■ **Data provided**:
══════

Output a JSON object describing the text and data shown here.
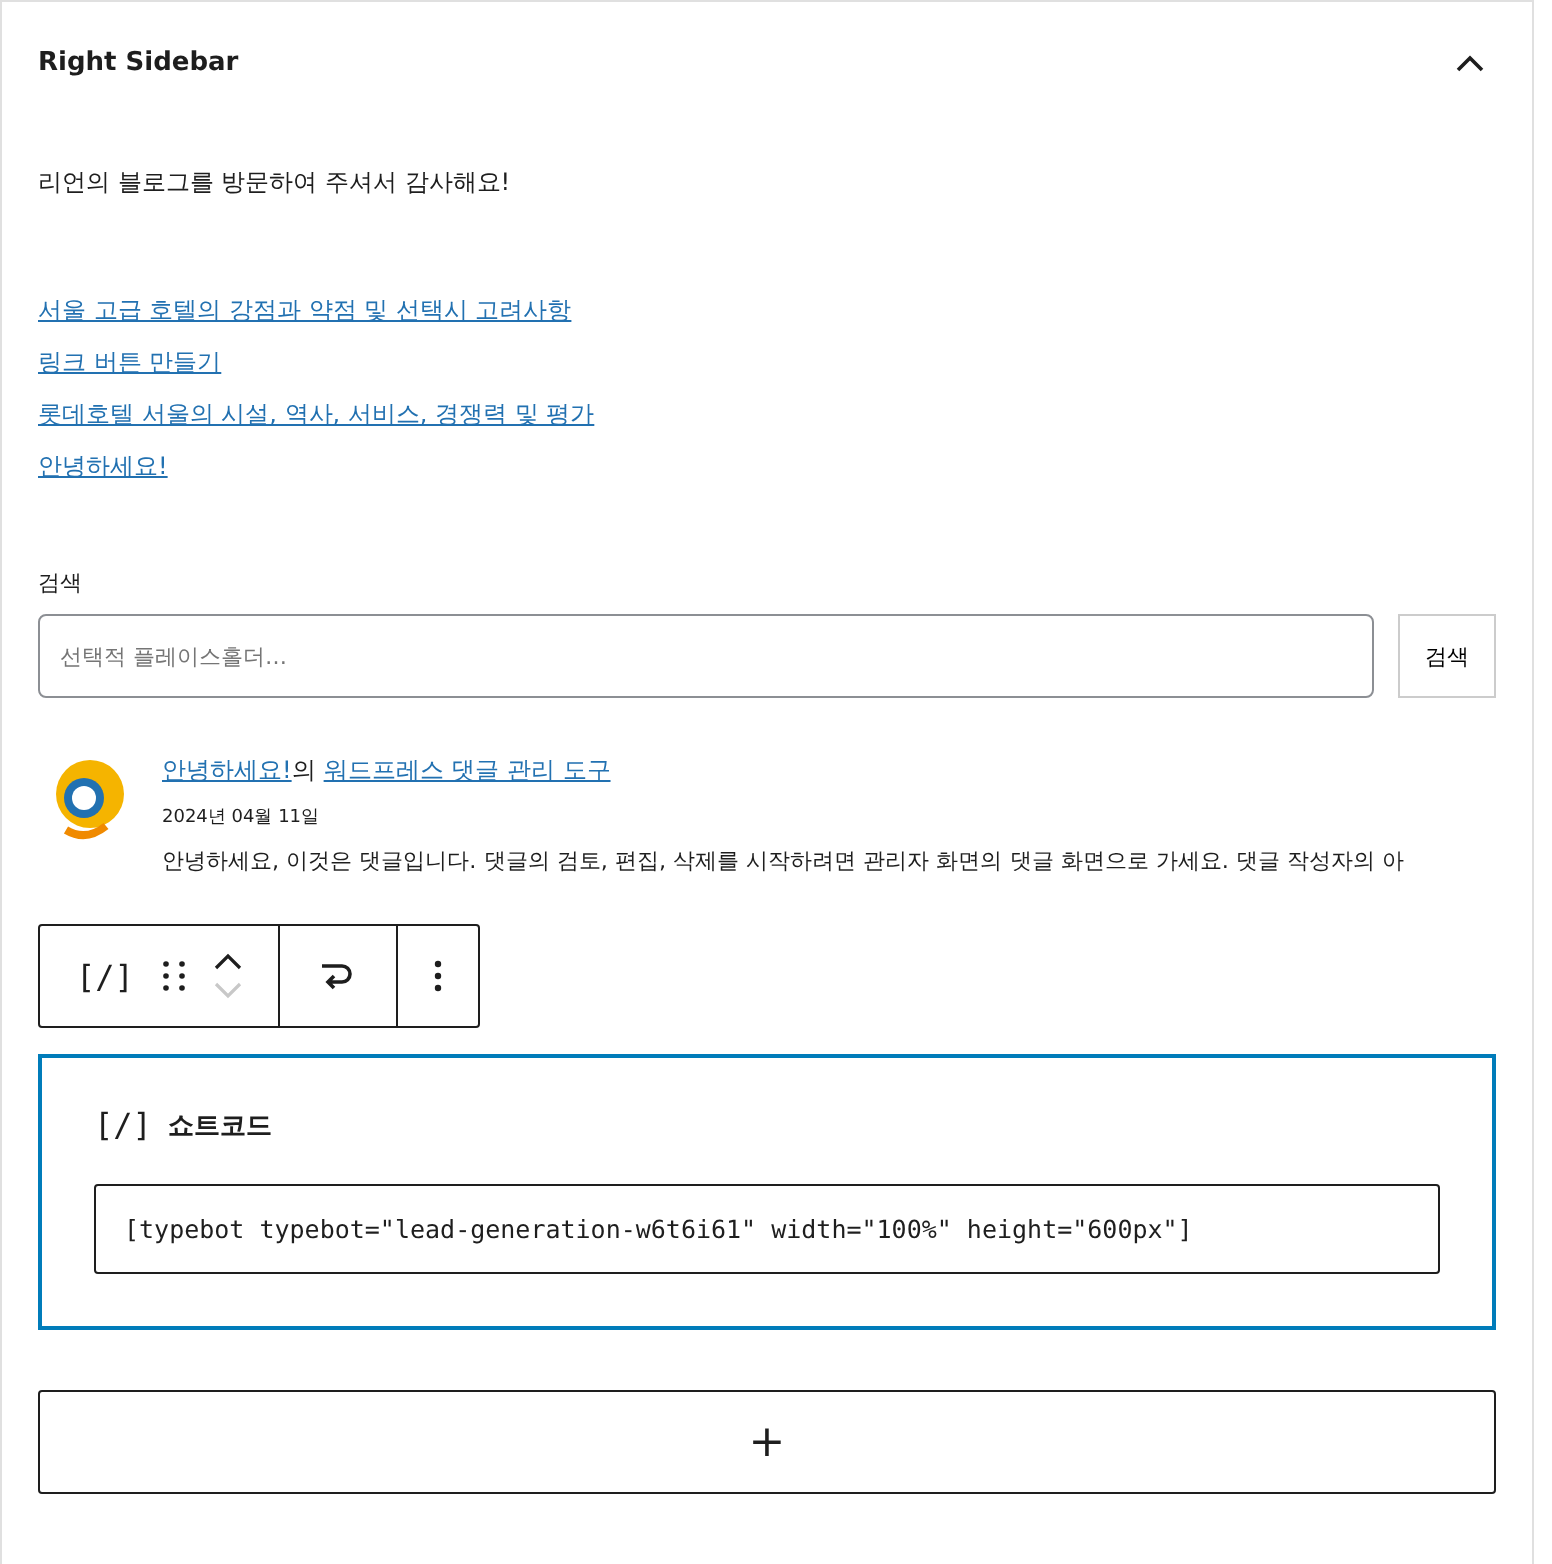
{
  "panel": {
    "title": "Right Sidebar",
    "expanded": true
  },
  "greeting": "리언의 블로그를 방문하여 주셔서 감사해요!",
  "links": [
    "서울 고급 호텔의 강점과 약점 및 선택시 고려사항",
    "링크 버튼 만들기",
    "롯데호텔 서울의 시설, 역사, 서비스, 경쟁력 및 평가",
    "안녕하세요!"
  ],
  "search": {
    "label": "검색",
    "placeholder": "선택적 플레이스홀더…",
    "button": "검색"
  },
  "comment": {
    "author": "안녕하세요!",
    "connector": "의",
    "post": "워드프레스 댓글 관리 도구",
    "date": "2024년 04월 11일",
    "text": "안녕하세요, 이것은 댓글입니다. 댓글의 검토, 편집, 삭제를 시작하려면 관리자 화면의 댓글 화면으로 가세요. 댓글 작성자의 아"
  },
  "toolbar": {
    "block_icon": "[/]",
    "move_up_disabled": false,
    "move_down_disabled": true
  },
  "shortcode": {
    "selected": true,
    "icon": "[/]",
    "title": "쇼트코드",
    "value": "[typebot typebot=\"lead-generation-w6t6i61\" width=\"100%\" height=\"600px\"]"
  },
  "add_button": "+"
}
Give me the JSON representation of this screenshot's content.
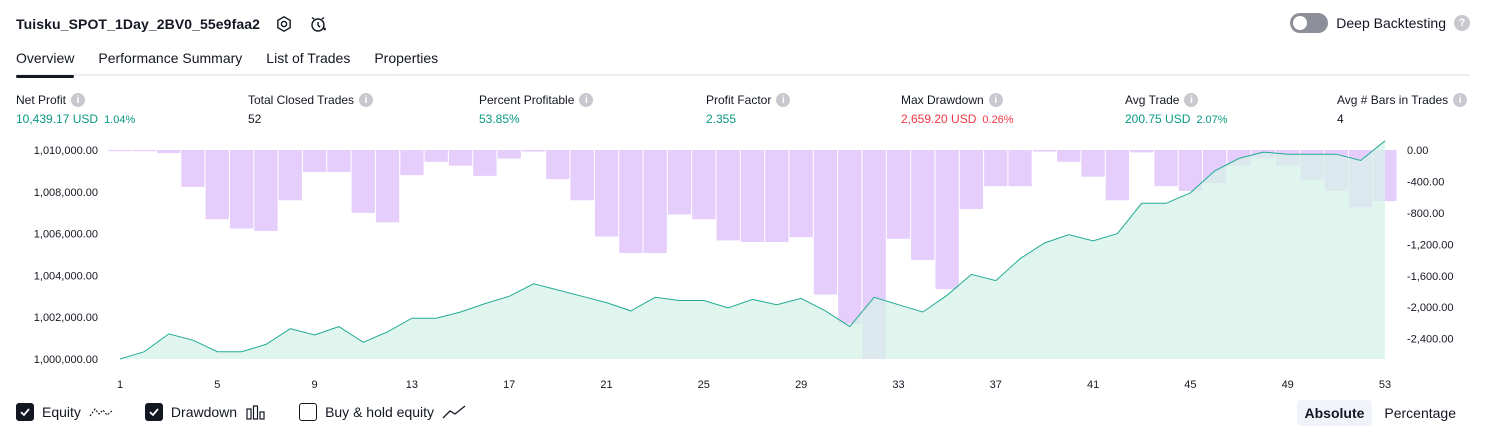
{
  "header": {
    "strategy_name": "Tuisku_SPOT_1Day_2BV0_55e9faa2",
    "deep_backtesting_label": "Deep Backtesting",
    "deep_backtesting_enabled": false
  },
  "tabs": [
    {
      "label": "Overview",
      "active": true
    },
    {
      "label": "Performance Summary",
      "active": false
    },
    {
      "label": "List of Trades",
      "active": false
    },
    {
      "label": "Properties",
      "active": false
    }
  ],
  "metrics": {
    "net_profit": {
      "label": "Net Profit",
      "value": "10,439.17 USD",
      "pct": "1.04%"
    },
    "total_closed_trades": {
      "label": "Total Closed Trades",
      "value": "52"
    },
    "percent_profitable": {
      "label": "Percent Profitable",
      "value": "53.85%"
    },
    "profit_factor": {
      "label": "Profit Factor",
      "value": "2.355"
    },
    "max_drawdown": {
      "label": "Max Drawdown",
      "value": "2,659.20 USD",
      "pct": "0.26%"
    },
    "avg_trade": {
      "label": "Avg Trade",
      "value": "200.75 USD",
      "pct": "2.07%"
    },
    "avg_bars": {
      "label": "Avg # Bars in Trades",
      "value": "4"
    }
  },
  "colors": {
    "equity_line": "#22ab94",
    "equity_fill": "#d7f2ea",
    "drawdown_bar": "#e1c6fb",
    "positive": "#089981",
    "negative": "#f23645"
  },
  "chart_data": {
    "type": "area",
    "x": [
      1,
      2,
      3,
      4,
      5,
      6,
      7,
      8,
      9,
      10,
      11,
      12,
      13,
      14,
      15,
      16,
      17,
      18,
      19,
      20,
      21,
      22,
      23,
      24,
      25,
      26,
      27,
      28,
      29,
      30,
      31,
      32,
      33,
      34,
      35,
      36,
      37,
      38,
      39,
      40,
      41,
      42,
      43,
      44,
      45,
      46,
      47,
      48,
      49,
      50,
      51,
      52,
      53
    ],
    "x_ticks": [
      "1",
      "5",
      "9",
      "13",
      "17",
      "21",
      "25",
      "29",
      "33",
      "37",
      "41",
      "45",
      "49",
      "53"
    ],
    "series": [
      {
        "name": "Equity",
        "axis": "left",
        "values": [
          1000000,
          1000350,
          1001200,
          1000900,
          1000350,
          1000350,
          1000700,
          1001450,
          1001150,
          1001550,
          1000800,
          1001300,
          1001950,
          1001950,
          1002250,
          1002650,
          1003000,
          1003600,
          1003300,
          1003000,
          1002700,
          1002300,
          1002950,
          1002800,
          1002800,
          1002450,
          1002850,
          1002600,
          1002900,
          1002300,
          1001550,
          1002950,
          1002600,
          1002250,
          1003050,
          1004050,
          1003750,
          1004800,
          1005550,
          1005950,
          1005650,
          1006000,
          1007450,
          1007450,
          1007950,
          1009000,
          1009600,
          1009900,
          1009800,
          1009800,
          1009800,
          1009500,
          1010439
        ]
      },
      {
        "name": "Drawdown",
        "axis": "right",
        "values": [
          0,
          0,
          -40,
          -470,
          -880,
          -1000,
          -1030,
          -640,
          -280,
          -280,
          -800,
          -920,
          -320,
          -150,
          -200,
          -330,
          -110,
          -20,
          -370,
          -640,
          -1100,
          -1310,
          -1310,
          -820,
          -880,
          -1150,
          -1170,
          -1170,
          -1110,
          -1840,
          -2210,
          -2659,
          -1130,
          -1400,
          -1770,
          -750,
          -460,
          -460,
          -20,
          -150,
          -340,
          -640,
          -30,
          -460,
          -520,
          -420,
          -200,
          -110,
          -200,
          -380,
          -520,
          -730,
          -650
        ]
      }
    ],
    "left_axis_ticks": [
      "1,010,000.00",
      "1,008,000.00",
      "1,006,000.00",
      "1,004,000.00",
      "1,002,000.00",
      "1,000,000.00"
    ],
    "right_axis_ticks": [
      "0.00",
      "-400.00",
      "-800.00",
      "-1,200.00",
      "-1,600.00",
      "-2,000.00",
      "-2,400.00"
    ],
    "left_ylim": [
      1000000,
      1010000
    ],
    "right_ylim": [
      -2659,
      0
    ]
  },
  "legend": {
    "items": [
      {
        "label": "Equity",
        "checked": true,
        "icon": "equity-line-icon"
      },
      {
        "label": "Drawdown",
        "checked": true,
        "icon": "drawdown-bars-icon"
      },
      {
        "label": "Buy & hold equity",
        "checked": false,
        "icon": "buy-hold-line-icon"
      }
    ]
  },
  "view_mode": {
    "absolute_label": "Absolute",
    "percentage_label": "Percentage",
    "selected": "Absolute"
  }
}
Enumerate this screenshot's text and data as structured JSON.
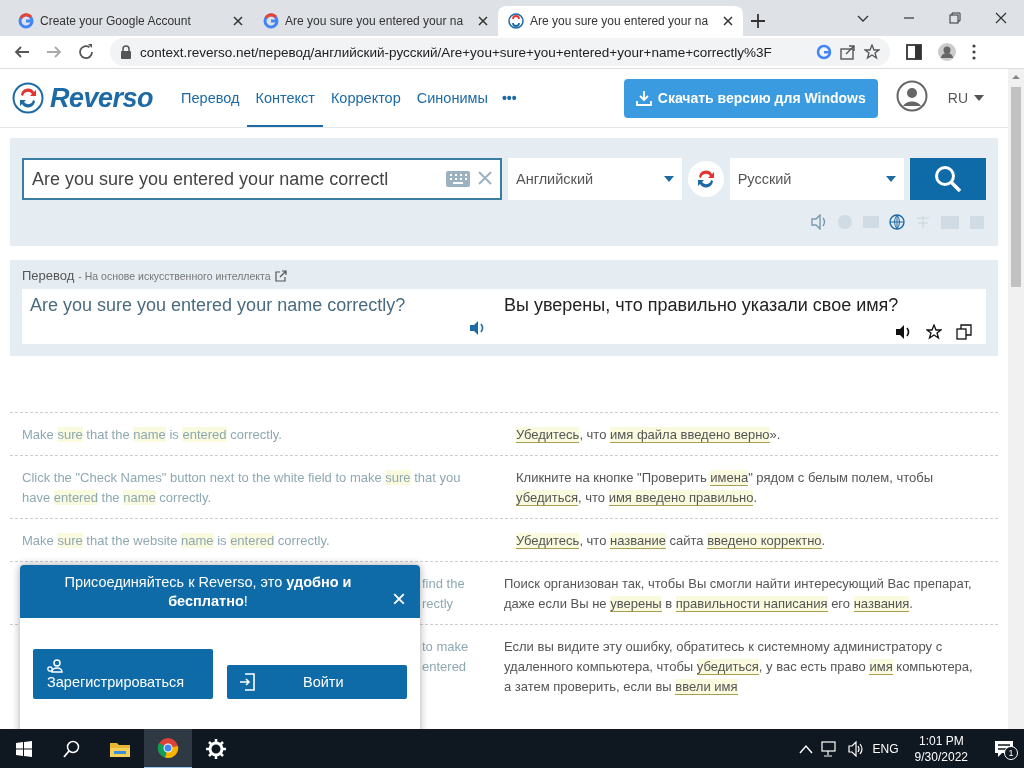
{
  "browser": {
    "tabs": [
      {
        "title": "Create your Google Account",
        "kind": "google",
        "selected": false
      },
      {
        "title": "Are you sure you entered your na",
        "kind": "google",
        "selected": false
      },
      {
        "title": "Are you sure you entered your na",
        "kind": "reverso",
        "selected": true
      }
    ],
    "url": "context.reverso.net/перевод/английский-русский/Are+you+sure+you+entered+your+name+correctly%3F"
  },
  "header": {
    "logo": "Reverso",
    "nav": [
      {
        "label": "Перевод",
        "selected": false
      },
      {
        "label": "Контекст",
        "selected": true
      },
      {
        "label": "Корректор",
        "selected": false
      },
      {
        "label": "Синонимы",
        "selected": false
      }
    ],
    "more": "•••",
    "download": "Скачать версию для Windows",
    "language": "RU"
  },
  "search": {
    "value": "Are you sure you entered your name correctl",
    "source_language": "Английский",
    "target_language": "Русский"
  },
  "translation": {
    "label": "Перевод",
    "note": "- На основе искусственного интеллекта",
    "source": "Are you sure you entered your name correctly?",
    "target": "Вы уверены, что правильно указали свое имя?"
  },
  "examples": [
    {
      "en": "Make **sure** that the **name** is **entered** correctly.",
      "ru": "**Убедитесь**, что **имя файла введено верно**»."
    },
    {
      "en": "Click the \"Check Names\" button next to the white field to make **sure** that you have **entered** the **name** correctly.",
      "ru": "Кликните на кнопке \"Проверить **имена**\" рядом с белым полем, чтобы **убедиться**, что **имя введено правильно**."
    },
    {
      "en": "Make **sure** that the website **name** is **entered** correctly.",
      "ru": "**Убедитесь**, что **название** сайта **введено корректно**."
    },
    {
      "en_visible": [
        "find the",
        "rectly"
      ],
      "ru": "Поиск организован так, чтобы Вы смогли найти интересующий Вас препарат, даже если Вы не **уверены** в **правильности написания** его **названия**."
    },
    {
      "en_visible": [
        "to make",
        "entered"
      ],
      "ru": "Если вы видите эту ошибку, обратитесь к системному администратору с удаленного компьютера, чтобы **убедиться**, у вас есть право **имя** компьютера, а затем проверить, если вы **ввели имя**"
    }
  ],
  "popup": {
    "title": "Присоединяйтесь к Reverso, это **удобно и бесплатно**!",
    "close": "×",
    "register": "Зарегистрироваться",
    "login": "Войти"
  },
  "taskbar": {
    "language": "ENG",
    "time": "1:01 PM",
    "date": "9/30/2022",
    "notifications": "1"
  }
}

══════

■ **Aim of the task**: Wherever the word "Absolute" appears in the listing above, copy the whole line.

■ **Exercise output**:
    "absolute_label": "Absolute",
    "selected": "Absolute"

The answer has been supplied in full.